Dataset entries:

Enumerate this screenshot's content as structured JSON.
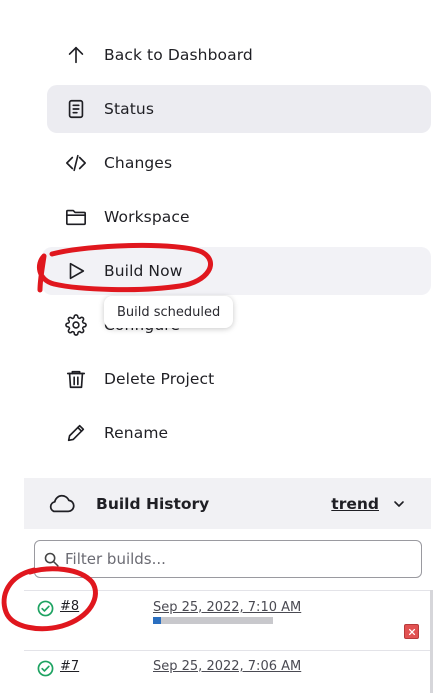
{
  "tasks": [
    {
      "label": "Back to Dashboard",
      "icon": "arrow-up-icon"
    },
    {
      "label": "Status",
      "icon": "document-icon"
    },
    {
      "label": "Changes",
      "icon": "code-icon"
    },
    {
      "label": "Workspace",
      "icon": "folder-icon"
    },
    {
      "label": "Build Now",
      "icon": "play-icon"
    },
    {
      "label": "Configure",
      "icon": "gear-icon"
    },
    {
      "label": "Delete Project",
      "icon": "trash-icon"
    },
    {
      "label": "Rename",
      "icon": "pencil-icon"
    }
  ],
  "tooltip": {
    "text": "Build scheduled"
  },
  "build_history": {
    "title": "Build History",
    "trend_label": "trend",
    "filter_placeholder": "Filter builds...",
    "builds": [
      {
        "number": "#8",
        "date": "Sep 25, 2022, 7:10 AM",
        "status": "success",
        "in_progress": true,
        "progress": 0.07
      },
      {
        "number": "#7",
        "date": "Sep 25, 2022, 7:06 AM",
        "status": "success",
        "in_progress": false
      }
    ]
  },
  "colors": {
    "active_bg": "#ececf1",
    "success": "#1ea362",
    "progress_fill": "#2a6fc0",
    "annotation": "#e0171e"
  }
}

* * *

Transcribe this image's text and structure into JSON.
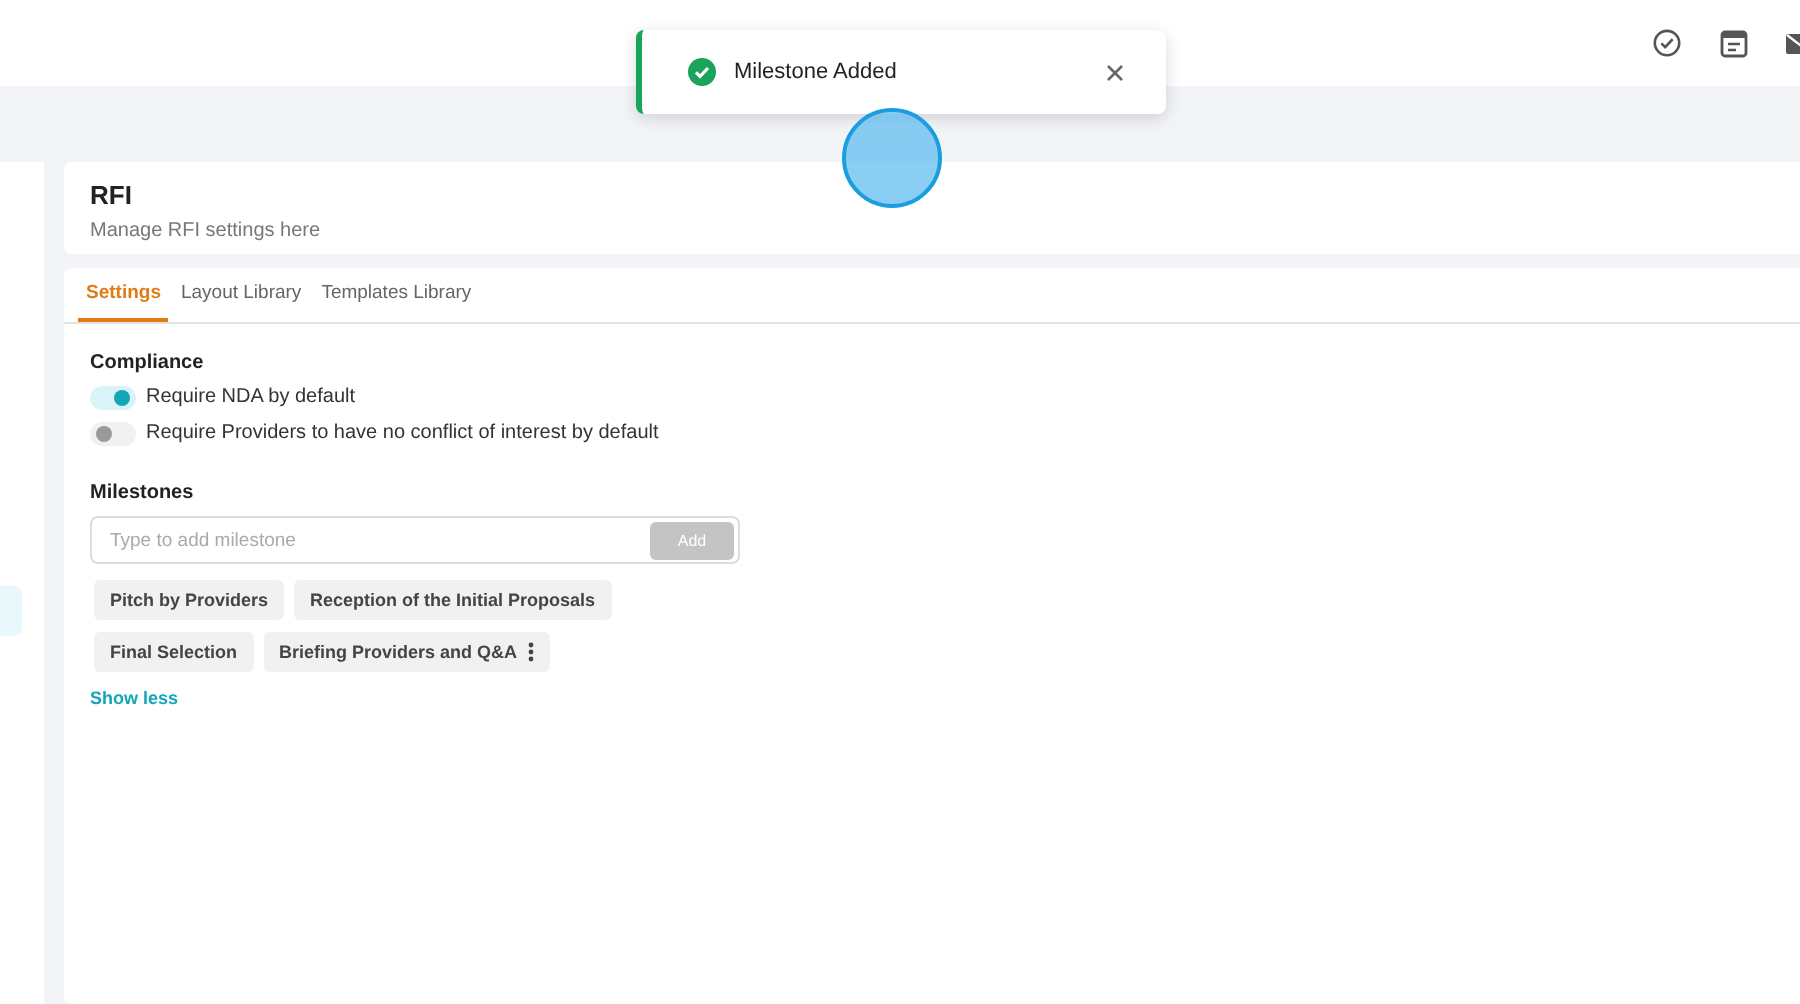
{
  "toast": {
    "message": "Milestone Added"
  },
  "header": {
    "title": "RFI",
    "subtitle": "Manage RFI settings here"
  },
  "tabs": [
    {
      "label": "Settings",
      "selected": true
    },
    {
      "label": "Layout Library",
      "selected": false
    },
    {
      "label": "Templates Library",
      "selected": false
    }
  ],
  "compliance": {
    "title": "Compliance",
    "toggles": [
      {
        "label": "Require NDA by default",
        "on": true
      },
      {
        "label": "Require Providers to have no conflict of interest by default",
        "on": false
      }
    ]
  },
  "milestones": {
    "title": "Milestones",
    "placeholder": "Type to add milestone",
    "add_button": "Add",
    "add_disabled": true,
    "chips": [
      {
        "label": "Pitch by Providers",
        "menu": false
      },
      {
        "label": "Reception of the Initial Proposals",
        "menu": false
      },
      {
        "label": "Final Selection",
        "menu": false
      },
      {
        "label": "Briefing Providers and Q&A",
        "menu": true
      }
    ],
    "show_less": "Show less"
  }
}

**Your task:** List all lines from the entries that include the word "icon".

**The answer:**
      "icon": "arrow-up-icon"
      "icon": "document-icon"
      "icon": "code-icon"
      "icon": "folder-icon"
      "icon": "play-icon"
      "icon": "gear-icon"
      "icon": "trash-icon"
      "icon": "pencil-icon"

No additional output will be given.